Lanes supports flexible rail upgrade with drainage survey
Lanes Group has been called in to survey and clean drains along a railway track as part of a project to increase the capacity of one of the UK’s busiest main rail routes.
Its engineers worked with counterparts from Network Rail and Carillion to carry out a detailed survey of track drainage on the Great Northern and Great Eastern (GNGE) line south east of Doncaster, South Yorkshire.
The work was part of a Network Rail strategy to increase the capacity and flexibility of the GNGE network by creating new routes for freight trains, freeing up space on main lines for passenger services.
A Network Rail spokesperson said: “The GNGE line is an important route for both freight and passenger trains, and the completion of this project is an essential element of our continuing investment in Britain’s railway.
“Demand for rail services continues to grow and the upgrade of this line was an important project to help meet that demand. The timescales and scope of the drain cleansing and CCTV survey project were challenging.
“As with all rail projects, planning and preparation is key to success and this is yet again another great example of collaboration between ourselves, Carillion and Lanes Group.”
The rail line had been lowered either side of a road bridge to create the extra height needed to incorporate the larger envelope of forthcoming freight traffic.
Trackside drain pipes then had to be cleaned and surveyed to ensure they had sufficient capacity to cope with winter rainfall.
Lanes Group, the UK’s leading drainage solutions provider, carried out the work during periods of track possession over two 12-hour night shifts.
A total of 11 catch pits and nearly 600 metres of 225 millimetre diameter trackside drains were de-silted and CCTV camera surveyed.
Lanes East Midlands Operations Manager Jim Hanrahan, site supervisor for Lanes, said: “Network Rail excavation crews removed ballast and other debris from the catch pits.
“This allowed our jet vac team to complete the cleaning process and jet through the lines. A mainline CCTV camera team then carried out a detailed drain survey.
“Their reports will be used to plan further improvements to the drainage system along this stretch of line, due to take place next year.
“All equipment was prepared well in advance, so it could be deployed quickly, maximising the amount of time spent working on site.”
Three 3,000 gallon jet vac tankers were used the project, operated from the rail bridge.
One tanker provided constant jetting support, while the others continuously collected water from a roadside hydrant.
Three remote access jet vac units were also deployed, and were transported to the worksite, along with all other equipment, on rail bogies.
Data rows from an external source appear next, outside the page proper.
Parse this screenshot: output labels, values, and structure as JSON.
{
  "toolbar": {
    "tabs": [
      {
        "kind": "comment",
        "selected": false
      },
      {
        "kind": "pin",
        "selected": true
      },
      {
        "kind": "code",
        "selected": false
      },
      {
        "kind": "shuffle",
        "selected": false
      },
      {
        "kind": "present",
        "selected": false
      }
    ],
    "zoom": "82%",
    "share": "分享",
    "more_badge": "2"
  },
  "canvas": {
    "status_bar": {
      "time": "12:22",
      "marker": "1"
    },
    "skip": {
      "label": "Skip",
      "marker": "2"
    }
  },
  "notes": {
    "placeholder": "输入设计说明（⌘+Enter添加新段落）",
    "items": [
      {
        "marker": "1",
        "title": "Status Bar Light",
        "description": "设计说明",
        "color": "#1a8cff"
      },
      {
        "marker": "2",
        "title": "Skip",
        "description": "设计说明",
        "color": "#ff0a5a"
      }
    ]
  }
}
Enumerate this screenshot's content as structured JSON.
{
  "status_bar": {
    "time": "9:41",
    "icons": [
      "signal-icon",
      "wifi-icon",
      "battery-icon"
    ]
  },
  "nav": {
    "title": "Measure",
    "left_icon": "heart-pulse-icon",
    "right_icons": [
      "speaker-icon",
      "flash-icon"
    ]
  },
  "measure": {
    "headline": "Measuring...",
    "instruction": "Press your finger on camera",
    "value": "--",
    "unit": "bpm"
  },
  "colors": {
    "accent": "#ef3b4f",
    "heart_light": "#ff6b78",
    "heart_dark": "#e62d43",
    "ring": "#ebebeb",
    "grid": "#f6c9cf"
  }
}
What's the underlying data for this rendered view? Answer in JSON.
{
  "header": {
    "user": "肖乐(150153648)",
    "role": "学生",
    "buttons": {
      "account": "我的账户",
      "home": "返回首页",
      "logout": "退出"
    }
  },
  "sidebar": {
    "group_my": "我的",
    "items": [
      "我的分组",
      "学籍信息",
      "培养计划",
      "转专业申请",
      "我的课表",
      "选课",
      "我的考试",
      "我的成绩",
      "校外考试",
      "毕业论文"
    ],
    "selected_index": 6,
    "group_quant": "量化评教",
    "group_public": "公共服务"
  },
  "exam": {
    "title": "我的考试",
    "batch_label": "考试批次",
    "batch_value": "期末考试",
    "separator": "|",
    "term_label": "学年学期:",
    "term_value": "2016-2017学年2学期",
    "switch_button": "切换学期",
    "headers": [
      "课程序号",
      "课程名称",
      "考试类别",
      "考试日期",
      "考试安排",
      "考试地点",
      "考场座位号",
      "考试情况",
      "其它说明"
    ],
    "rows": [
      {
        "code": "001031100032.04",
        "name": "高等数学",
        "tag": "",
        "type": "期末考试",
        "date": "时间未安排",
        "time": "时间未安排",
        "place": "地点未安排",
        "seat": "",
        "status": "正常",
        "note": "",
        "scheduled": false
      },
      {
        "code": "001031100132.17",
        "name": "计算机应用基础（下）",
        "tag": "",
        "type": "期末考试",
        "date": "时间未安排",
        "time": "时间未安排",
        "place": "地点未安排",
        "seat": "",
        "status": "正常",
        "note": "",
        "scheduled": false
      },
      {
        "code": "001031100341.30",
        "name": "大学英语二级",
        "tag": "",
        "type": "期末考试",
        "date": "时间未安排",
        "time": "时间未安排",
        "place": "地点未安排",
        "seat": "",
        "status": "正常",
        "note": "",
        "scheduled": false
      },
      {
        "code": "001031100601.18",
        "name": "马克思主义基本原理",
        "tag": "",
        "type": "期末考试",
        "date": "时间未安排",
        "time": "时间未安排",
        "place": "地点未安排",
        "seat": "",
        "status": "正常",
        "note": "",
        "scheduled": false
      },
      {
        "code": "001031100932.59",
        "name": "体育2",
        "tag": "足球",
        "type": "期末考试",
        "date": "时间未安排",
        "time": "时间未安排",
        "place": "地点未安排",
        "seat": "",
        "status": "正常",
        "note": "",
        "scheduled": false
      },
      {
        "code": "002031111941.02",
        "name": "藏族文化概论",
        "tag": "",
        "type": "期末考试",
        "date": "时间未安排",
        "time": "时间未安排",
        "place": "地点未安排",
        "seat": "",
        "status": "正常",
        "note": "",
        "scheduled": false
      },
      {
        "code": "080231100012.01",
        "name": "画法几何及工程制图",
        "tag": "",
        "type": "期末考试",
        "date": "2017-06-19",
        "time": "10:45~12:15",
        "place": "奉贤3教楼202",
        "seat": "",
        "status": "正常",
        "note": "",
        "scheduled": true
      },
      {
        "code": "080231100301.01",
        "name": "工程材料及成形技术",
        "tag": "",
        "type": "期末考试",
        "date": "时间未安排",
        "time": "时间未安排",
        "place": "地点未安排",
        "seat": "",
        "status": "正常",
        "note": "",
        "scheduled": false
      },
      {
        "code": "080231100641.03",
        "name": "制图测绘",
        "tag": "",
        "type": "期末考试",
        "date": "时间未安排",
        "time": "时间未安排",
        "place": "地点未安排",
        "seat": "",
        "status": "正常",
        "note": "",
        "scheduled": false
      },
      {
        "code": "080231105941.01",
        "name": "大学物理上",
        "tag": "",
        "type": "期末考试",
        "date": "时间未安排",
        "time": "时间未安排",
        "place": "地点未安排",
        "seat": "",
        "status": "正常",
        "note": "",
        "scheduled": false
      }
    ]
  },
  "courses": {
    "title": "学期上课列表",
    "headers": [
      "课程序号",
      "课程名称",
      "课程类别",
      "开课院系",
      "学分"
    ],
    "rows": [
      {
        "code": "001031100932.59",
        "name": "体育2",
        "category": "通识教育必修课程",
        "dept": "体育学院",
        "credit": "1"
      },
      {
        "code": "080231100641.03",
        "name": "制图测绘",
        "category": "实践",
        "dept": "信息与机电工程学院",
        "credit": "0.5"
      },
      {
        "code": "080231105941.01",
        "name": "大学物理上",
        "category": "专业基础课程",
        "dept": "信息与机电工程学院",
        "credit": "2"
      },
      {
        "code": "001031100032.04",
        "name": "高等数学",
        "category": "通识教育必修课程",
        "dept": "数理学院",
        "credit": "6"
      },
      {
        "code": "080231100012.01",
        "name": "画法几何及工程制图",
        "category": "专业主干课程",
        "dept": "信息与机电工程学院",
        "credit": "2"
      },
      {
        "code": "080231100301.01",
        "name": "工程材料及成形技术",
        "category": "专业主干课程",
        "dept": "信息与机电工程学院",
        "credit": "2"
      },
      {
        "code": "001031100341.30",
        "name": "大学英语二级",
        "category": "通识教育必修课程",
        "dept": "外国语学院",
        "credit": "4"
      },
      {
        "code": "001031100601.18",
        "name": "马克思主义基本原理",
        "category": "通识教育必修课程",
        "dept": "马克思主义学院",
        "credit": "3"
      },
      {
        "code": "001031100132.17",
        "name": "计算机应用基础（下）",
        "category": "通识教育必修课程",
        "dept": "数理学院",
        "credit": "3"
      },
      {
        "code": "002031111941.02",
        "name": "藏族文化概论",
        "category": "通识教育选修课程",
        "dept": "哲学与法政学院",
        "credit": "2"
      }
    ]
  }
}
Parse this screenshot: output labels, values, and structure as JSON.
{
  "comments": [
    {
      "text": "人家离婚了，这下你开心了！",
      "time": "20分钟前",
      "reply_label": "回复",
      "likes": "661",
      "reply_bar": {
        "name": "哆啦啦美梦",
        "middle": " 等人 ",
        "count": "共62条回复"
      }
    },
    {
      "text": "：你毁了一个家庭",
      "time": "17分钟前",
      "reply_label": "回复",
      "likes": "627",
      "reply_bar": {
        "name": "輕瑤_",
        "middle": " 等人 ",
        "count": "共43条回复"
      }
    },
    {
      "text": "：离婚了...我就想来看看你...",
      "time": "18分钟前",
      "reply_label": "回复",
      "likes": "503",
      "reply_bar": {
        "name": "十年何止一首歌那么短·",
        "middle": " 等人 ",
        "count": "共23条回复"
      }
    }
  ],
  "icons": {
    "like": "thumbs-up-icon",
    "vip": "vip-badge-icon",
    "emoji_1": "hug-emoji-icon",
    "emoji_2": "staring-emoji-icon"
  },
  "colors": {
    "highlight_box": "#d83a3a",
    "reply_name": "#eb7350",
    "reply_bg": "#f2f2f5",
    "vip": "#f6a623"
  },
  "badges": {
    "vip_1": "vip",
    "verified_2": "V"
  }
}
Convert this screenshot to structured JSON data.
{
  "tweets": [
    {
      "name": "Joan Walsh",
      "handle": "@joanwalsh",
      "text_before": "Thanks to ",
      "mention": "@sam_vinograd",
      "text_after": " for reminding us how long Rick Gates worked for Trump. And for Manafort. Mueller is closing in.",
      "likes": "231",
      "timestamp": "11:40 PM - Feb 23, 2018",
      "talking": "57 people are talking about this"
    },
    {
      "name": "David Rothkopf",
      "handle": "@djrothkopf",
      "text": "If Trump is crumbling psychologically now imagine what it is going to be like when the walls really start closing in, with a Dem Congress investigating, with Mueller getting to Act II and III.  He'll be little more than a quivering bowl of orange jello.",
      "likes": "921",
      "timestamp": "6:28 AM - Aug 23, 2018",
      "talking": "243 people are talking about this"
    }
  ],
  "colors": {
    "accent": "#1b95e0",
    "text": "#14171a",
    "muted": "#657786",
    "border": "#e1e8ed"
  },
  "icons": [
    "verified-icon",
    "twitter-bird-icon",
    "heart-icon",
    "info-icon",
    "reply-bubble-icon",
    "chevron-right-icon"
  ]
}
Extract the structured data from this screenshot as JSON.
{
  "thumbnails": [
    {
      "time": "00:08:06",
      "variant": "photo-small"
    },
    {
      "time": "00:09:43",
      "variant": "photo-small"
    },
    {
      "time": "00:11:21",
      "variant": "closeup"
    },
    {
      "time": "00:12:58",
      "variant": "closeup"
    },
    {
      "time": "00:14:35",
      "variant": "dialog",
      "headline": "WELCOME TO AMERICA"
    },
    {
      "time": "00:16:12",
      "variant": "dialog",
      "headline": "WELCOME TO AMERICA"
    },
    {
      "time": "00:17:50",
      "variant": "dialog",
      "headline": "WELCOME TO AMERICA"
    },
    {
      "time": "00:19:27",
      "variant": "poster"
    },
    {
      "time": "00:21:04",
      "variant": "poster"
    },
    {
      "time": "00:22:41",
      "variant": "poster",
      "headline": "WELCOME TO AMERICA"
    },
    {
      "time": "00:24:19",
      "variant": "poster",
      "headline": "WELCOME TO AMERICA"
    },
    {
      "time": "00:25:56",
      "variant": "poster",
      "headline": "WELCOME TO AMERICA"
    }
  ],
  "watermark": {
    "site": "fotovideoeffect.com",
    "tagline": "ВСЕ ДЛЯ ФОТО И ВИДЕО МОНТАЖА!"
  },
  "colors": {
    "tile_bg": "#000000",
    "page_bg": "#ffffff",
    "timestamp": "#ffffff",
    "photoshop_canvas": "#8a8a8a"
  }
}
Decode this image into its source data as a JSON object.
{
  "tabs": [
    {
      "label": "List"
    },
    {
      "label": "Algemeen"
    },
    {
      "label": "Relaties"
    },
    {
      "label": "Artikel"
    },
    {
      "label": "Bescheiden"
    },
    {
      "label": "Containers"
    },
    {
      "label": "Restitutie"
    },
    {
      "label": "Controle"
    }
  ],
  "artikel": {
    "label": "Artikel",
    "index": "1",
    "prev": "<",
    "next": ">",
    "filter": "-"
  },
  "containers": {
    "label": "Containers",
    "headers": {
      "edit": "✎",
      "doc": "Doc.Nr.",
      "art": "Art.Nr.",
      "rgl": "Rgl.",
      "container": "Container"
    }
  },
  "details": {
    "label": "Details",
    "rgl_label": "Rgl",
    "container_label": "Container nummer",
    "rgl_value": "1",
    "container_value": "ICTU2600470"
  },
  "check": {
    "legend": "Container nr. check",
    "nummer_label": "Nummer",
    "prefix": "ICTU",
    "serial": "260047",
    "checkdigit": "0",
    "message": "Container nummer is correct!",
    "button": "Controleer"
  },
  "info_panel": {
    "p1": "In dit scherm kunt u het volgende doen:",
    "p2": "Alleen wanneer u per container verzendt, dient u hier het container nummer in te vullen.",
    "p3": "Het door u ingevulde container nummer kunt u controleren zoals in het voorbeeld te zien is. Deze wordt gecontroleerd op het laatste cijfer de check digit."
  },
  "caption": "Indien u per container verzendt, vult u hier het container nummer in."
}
They were connected in relay, allowing jetting to be carried out up to 300 metres from the main jet vac unit.
Pumps were used to divert water backed up behind several drain blockages, so the lines could be jetted, and the debris cleared.